Monophyly of the scimitar babblers (Pomatorhinus, Xiphirhynchus: Timaliidae), traditionally defined by the characteristic of having long, curved bills, has been questioned by recent molecular phylogenetic results. We examined representatives of all scimitar babbler species complexes, including all distinct lineages of four complexes as well as several potential relatives, and corroborate that Xiphirhynchus and some species of Stachyris group within Pomatorhinus. Pomatorhinus species comprise three separate clades: larger scimitar babblers (Pomatorhinus hypoleucos, Pomatorhinus erythrogenys complexes); orange- and coral-billed scimitar babblers (Pomatorhinus ochraceiceps, Pomatorhinus ferruginosus complexes); and small scimitar babblers (Pomatorhinus schisticeps, Pomatorhinus ruficollis, Pomatorhinus horsfieldii, Pomatorhinus montanus complexes). Additionally, at least two of the traditional species complexes are not monophyletic. Lineages of the ruficollis and schisticeps groups are intertwined, and P. montanus and P. horsfieldi group within the schisticeps complex. Upon revision of four traditional species complexes, P. hypoluecos, P. ferruginosus, P. schisticeps, and P. ruficollis (with 41 subspecies described in total), 27 distinct, independent lineages or phylogenetic species were distinguished. Two contrasting biogeographical patterns are evident in these groups: Sino-Himalayan areas are either sister to south-east Asian areas or are embedded within a clade of other Asian areas.
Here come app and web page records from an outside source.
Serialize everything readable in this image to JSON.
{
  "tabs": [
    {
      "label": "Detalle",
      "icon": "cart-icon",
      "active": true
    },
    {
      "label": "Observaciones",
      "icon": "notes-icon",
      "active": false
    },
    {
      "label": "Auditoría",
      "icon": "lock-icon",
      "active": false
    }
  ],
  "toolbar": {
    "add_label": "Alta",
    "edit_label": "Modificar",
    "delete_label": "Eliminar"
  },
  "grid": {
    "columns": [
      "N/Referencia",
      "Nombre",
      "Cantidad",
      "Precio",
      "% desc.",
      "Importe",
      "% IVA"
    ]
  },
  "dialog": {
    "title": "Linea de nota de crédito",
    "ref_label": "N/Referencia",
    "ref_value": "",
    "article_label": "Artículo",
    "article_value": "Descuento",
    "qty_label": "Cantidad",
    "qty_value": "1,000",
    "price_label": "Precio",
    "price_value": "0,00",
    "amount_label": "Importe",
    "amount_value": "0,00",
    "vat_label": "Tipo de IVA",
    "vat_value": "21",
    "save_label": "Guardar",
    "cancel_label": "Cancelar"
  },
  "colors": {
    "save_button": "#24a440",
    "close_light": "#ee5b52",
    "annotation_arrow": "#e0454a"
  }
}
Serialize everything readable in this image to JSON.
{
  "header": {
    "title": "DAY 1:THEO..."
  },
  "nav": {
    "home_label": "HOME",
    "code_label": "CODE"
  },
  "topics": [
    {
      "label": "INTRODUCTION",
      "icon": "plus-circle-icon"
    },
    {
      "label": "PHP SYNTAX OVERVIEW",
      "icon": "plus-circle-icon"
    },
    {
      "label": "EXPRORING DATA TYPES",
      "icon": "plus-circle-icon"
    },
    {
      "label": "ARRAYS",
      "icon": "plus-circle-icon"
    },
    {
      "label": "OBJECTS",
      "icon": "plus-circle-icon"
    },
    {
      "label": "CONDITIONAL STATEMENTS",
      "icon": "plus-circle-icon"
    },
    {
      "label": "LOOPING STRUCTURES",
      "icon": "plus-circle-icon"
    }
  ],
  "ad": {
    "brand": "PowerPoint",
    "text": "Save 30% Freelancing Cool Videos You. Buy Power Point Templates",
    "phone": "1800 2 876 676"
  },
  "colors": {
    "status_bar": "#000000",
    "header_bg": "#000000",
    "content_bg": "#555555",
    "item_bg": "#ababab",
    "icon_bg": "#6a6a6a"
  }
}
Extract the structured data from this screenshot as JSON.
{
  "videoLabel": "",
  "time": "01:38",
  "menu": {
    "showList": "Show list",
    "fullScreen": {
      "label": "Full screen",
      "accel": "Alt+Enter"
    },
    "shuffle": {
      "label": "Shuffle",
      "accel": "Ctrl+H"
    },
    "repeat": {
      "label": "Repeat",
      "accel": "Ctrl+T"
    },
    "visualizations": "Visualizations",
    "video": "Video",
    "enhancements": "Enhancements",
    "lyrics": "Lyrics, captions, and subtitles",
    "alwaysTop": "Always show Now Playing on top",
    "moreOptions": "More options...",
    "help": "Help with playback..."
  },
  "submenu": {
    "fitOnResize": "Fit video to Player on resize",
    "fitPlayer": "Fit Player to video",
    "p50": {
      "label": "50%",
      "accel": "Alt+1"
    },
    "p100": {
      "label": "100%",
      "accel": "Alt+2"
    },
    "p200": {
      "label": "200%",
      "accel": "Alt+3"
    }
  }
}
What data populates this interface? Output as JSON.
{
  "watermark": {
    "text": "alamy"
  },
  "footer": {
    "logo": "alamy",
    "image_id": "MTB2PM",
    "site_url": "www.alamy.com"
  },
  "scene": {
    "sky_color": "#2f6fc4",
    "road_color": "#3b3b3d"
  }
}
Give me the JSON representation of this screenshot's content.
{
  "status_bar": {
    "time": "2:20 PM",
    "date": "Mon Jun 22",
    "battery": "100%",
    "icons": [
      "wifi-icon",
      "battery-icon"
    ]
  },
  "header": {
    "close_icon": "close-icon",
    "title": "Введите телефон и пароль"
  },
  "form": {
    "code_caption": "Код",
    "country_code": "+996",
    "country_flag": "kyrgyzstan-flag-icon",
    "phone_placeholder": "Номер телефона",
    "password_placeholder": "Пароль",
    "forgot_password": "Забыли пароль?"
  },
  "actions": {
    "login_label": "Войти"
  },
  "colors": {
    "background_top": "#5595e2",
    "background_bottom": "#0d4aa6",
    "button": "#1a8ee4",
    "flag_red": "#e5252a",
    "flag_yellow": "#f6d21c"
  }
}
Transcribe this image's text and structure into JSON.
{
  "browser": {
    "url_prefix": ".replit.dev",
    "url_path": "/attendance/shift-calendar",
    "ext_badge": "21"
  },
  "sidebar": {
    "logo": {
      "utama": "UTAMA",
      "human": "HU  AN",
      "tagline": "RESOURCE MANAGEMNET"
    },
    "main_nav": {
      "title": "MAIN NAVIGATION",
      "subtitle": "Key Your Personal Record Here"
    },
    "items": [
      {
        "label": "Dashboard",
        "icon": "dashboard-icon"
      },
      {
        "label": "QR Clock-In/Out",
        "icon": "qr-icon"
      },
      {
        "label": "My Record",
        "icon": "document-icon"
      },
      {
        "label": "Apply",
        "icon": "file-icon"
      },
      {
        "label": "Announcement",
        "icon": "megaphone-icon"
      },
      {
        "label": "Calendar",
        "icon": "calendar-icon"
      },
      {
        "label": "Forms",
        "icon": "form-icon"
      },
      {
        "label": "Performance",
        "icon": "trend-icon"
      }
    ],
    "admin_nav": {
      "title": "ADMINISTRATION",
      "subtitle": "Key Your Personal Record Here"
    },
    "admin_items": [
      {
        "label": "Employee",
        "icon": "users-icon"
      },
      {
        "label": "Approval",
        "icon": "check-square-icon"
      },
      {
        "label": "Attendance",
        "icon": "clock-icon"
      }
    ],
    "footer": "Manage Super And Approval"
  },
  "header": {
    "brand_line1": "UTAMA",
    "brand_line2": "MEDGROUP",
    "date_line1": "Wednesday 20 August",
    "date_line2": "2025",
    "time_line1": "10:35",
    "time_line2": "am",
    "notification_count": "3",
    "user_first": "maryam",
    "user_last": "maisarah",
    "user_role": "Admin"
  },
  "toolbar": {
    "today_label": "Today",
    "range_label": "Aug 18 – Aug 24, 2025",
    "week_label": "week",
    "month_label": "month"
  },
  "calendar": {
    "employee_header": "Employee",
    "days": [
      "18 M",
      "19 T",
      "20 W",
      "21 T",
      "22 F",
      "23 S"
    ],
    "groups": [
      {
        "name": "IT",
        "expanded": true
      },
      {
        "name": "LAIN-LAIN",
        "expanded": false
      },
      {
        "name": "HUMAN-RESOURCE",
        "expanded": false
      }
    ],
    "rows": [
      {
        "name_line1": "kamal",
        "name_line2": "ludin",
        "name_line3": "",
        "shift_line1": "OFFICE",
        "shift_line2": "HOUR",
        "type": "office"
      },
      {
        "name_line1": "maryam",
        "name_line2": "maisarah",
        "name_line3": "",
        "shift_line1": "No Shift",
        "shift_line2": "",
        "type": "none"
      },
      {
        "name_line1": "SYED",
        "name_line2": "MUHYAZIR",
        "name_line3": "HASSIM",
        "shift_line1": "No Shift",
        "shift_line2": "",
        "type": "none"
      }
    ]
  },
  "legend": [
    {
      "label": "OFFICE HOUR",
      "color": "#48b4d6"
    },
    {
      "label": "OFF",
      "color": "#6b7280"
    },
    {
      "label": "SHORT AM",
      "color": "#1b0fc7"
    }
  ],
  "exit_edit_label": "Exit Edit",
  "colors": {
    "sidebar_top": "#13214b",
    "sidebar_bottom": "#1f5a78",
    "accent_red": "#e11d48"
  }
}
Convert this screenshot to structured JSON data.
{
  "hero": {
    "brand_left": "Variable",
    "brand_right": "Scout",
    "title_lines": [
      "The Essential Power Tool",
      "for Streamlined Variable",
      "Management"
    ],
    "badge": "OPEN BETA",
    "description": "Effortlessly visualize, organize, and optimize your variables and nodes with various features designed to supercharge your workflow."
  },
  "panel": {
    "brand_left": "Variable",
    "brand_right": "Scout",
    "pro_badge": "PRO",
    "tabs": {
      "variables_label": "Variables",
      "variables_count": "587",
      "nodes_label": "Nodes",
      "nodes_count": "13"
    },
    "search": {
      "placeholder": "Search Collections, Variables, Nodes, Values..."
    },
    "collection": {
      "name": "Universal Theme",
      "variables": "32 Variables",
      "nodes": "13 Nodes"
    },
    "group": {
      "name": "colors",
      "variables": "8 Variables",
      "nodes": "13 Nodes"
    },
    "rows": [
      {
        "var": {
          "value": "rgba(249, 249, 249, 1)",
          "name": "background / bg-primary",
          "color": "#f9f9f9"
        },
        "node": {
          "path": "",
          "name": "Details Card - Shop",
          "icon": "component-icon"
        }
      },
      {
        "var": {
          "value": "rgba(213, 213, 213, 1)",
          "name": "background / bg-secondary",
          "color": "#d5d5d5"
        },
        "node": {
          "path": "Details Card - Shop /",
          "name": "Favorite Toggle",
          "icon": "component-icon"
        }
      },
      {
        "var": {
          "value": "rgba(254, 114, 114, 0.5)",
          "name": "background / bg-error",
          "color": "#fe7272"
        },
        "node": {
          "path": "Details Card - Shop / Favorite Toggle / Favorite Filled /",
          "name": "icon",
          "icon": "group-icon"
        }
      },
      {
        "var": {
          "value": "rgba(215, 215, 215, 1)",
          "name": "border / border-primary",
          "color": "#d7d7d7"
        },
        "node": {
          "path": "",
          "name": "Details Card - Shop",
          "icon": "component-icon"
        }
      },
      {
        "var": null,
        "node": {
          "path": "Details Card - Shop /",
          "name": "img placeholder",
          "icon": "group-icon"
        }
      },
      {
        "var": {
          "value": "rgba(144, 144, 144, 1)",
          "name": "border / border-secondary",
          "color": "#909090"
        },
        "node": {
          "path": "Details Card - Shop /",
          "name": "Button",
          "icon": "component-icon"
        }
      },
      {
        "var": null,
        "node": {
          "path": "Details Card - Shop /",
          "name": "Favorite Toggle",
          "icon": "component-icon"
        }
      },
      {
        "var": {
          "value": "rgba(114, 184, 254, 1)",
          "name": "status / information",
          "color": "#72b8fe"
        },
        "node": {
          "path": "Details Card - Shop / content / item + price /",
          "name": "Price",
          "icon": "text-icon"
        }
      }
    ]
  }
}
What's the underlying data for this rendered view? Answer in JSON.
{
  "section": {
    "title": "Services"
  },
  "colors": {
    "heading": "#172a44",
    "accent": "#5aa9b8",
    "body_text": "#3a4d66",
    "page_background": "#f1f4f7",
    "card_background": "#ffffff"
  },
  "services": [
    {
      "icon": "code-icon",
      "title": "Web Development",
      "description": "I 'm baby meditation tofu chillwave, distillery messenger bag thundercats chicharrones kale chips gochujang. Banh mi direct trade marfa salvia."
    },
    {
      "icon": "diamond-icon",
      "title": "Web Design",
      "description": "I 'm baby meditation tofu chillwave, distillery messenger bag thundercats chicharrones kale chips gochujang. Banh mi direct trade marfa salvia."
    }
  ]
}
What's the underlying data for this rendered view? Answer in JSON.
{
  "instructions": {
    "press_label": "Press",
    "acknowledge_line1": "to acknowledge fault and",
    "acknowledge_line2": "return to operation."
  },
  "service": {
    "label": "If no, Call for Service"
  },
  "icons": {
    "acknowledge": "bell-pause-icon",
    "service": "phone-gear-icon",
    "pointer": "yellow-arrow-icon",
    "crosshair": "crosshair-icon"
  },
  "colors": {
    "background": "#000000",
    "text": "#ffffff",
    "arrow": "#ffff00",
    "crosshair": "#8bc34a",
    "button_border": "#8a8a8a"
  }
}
The present study demonstrates the need for unraveling the confusion in traditional taxonomy to allow the study of complex biodiversity patterns in tropical Asia.
- Molecular analysis
- Species concepts